Glasgow and West Central Scotland became famous for their quality engineering products because the area was close to centres of iron manufacture in Airdrie, Coatbridge and Motherwell.
Shipbuilding and engineering replaced the cotton industry, and whole towns of shipyard workers grew up. Clydebank did not exist in 1861, but by 1901 it was home to over 30,000 people.
Iron ships replaced wooden hulls, marine engines replaced canvas sails, and compound engines drastically reduced coal consumption. Between 1860 and 1870, more than 800,000 tons of iron ships were built on Clydeside, at huge shipyards laid out at Clydebank, Finnieston, Govan, Kelvinhaugh and Scotstoun.
Steel replaced wrought iron by the late 1870s, resulting in lighter vessels. In 1881, a more efficient, triple expansion (three-cylinder) engine was invented and introduced. By 1889, a full 97% of Clydeside’s ships were built of steel, and were being exported across the globe.
Until the late 1700s, the River Clyde upstream from Dumbarton was only navigable to shallow-draught boats like barges. Between Bowling and Dumbarton, it was so shallow you could wade across at low tide. Larger vessels couldn’t get up-river until the channel was deepened, within a series of breakwaters which allowed the faster-flowing stream to scour the riverbed.
The Clyde Navigation Trust was formed in 1809 and took on the management of the river. This allowed the shipbuilding industry to develop and flourish here. It also allowed Glasgow to develop into a major seaport, with each of its docks specialising in a different type of cargo - wood, livestock, grain, or coal and ores.

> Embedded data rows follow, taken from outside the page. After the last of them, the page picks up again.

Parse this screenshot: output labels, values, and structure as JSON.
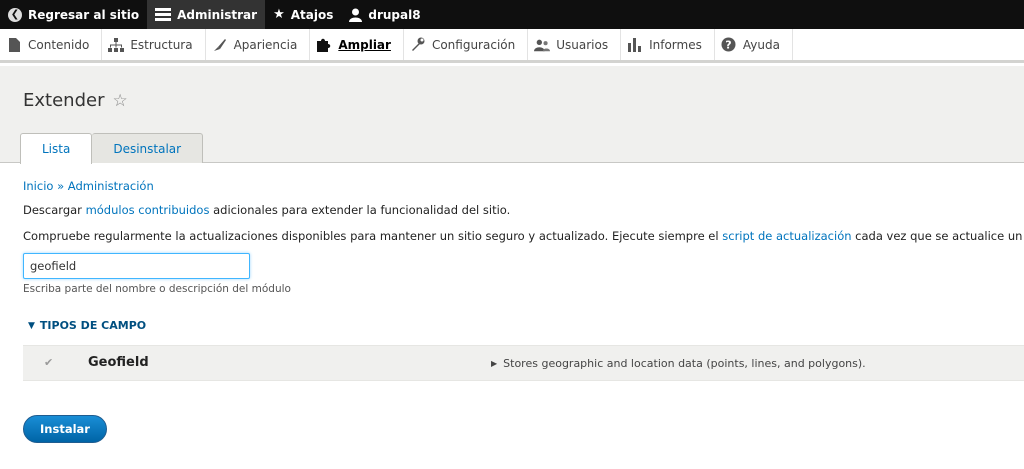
{
  "toolbar": {
    "items": [
      {
        "label": "Regresar al sitio",
        "icon": "back-circle-icon"
      },
      {
        "label": "Administrar",
        "icon": "hamburger-menu-icon"
      },
      {
        "label": "Atajos",
        "icon": "star-icon"
      },
      {
        "label": "drupal8",
        "icon": "user-icon"
      }
    ]
  },
  "tray": {
    "items": [
      {
        "label": "Contenido",
        "icon": "file-icon"
      },
      {
        "label": "Estructura",
        "icon": "sitemap-icon"
      },
      {
        "label": "Apariencia",
        "icon": "paintbrush-icon"
      },
      {
        "label": "Ampliar",
        "icon": "puzzle-icon"
      },
      {
        "label": "Configuración",
        "icon": "wrench-icon"
      },
      {
        "label": "Usuarios",
        "icon": "users-icon"
      },
      {
        "label": "Informes",
        "icon": "bar-chart-icon"
      },
      {
        "label": "Ayuda",
        "icon": "help-icon"
      }
    ]
  },
  "page": {
    "title": "Extender",
    "tabs": [
      "Lista",
      "Desinstalar"
    ]
  },
  "breadcrumb": {
    "home": "Inicio",
    "sep": "»",
    "admin": "Administración"
  },
  "intro": {
    "p1_before": "Descargar ",
    "p1_link": "módulos contribuidos",
    "p1_after": " adicionales para extender la funcionalidad del sitio.",
    "p2_before": "Compruebe regularmente la actualizaciones disponibles para mantener un sitio seguro y actualizado. Ejecute siempre el ",
    "p2_link": "script de actualización",
    "p2_after": " cada vez que se actualice un módulo."
  },
  "filter": {
    "value": "geofield",
    "description": "Escriba parte del nombre o descripción del módulo"
  },
  "group": {
    "title": "TIPOS DE CAMPO"
  },
  "module": {
    "name": "Geofield",
    "description": "Stores geographic and location data (points, lines, and polygons).",
    "checked": true
  },
  "actions": {
    "install_label": "Instalar"
  },
  "colors": {
    "toolbar_bg": "#0f0f0f",
    "link": "#0074bd",
    "button": "#0071b8"
  }
}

Downstream and across the river from Dumbarton, the town of Port Glasgow became renowned for shipbuilding, rope-making and sail-making - and also for the Comet, one of the first steamships ever built.
Test your business skills with this interactive game on running a shipyard during the industrial revolution.